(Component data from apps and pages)

▼

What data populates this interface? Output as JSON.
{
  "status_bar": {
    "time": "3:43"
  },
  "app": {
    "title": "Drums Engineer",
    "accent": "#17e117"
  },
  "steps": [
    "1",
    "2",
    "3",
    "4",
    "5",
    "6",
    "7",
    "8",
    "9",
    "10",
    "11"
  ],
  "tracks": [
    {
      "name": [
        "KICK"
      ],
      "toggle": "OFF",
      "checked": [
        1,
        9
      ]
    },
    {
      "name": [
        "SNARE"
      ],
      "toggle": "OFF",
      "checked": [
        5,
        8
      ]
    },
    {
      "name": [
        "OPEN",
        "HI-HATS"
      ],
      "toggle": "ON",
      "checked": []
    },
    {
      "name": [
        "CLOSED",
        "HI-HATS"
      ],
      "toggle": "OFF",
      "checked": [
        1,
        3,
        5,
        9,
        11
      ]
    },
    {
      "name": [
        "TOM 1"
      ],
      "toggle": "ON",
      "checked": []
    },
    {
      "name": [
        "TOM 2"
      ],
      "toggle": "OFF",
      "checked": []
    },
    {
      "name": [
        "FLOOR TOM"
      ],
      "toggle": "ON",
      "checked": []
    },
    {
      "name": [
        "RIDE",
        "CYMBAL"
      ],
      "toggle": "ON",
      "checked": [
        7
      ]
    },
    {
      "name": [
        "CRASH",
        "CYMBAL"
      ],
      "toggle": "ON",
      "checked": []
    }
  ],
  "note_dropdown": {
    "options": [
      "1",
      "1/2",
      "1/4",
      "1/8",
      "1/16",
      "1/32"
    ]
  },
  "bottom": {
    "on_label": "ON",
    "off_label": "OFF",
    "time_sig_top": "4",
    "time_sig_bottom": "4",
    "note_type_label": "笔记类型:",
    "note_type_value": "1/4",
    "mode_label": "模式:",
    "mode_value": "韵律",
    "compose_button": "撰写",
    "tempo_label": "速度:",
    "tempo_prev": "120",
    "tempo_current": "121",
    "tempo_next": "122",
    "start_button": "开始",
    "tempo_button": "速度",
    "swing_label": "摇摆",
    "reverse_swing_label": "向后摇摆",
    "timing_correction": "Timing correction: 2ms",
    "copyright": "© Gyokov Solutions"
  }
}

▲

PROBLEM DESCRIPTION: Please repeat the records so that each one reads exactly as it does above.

RESPONSE:
What data populates this interface? Output as JSON.
{
  "status_bar": {
    "time": "3:43"
  },
  "app": {
    "title": "Drums Engineer",
    "accent": "#17e117"
  },
  "steps": [
    "1",
    "2",
    "3",
    "4",
    "5",
    "6",
    "7",
    "8",
    "9",
    "10",
    "11"
  ],
  "tracks": [
    {
      "name": [
        "KICK"
      ],
      "toggle": "OFF",
      "checked": [
        1,
        9
      ]
    },
    {
      "name": [
        "SNARE"
      ],
      "toggle": "OFF",
      "checked": [
        5,
        8
      ]
    },
    {
      "name": [
        "OPEN",
        "HI-HATS"
      ],
      "toggle": "ON",
      "checked": []
    },
    {
      "name": [
        "CLOSED",
        "HI-HATS"
      ],
      "toggle": "OFF",
      "checked": [
        1,
        3,
        5,
        9,
        11
      ]
    },
    {
      "name": [
        "TOM 1"
      ],
      "toggle": "ON",
      "checked": []
    },
    {
      "name": [
        "TOM 2"
      ],
      "toggle": "OFF",
      "checked": []
    },
    {
      "name": [
        "FLOOR TOM"
      ],
      "toggle": "ON",
      "checked": []
    },
    {
      "name": [
        "RIDE",
        "CYMBAL"
      ],
      "toggle": "ON",
      "checked": [
        7
      ]
    },
    {
      "name": [
        "CRASH",
        "CYMBAL"
      ],
      "toggle": "ON",
      "checked": []
    }
  ],
  "note_dropdown": {
    "options": [
      "1",
      "1/2",
      "1/4",
      "1/8",
      "1/16",
      "1/32"
    ]
  },
  "bottom": {
    "on_label": "ON",
    "off_label": "OFF",
    "time_sig_top": "4",
    "time_sig_bottom": "4",
    "note_type_label": "笔记类型:",
    "note_type_value": "1/4",
    "mode_label": "模式:",
    "mode_value": "韵律",
    "compose_button": "撰写",
    "tempo_label": "速度:",
    "tempo_prev": "120",
    "tempo_current": "121",
    "tempo_next": "122",
    "start_button": "开始",
    "tempo_button": "速度",
    "swing_label": "摇摆",
    "reverse_swing_label": "向后摇摆",
    "timing_correction": "Timing correction: 2ms",
    "copyright": "© Gyokov Solutions"
  }
}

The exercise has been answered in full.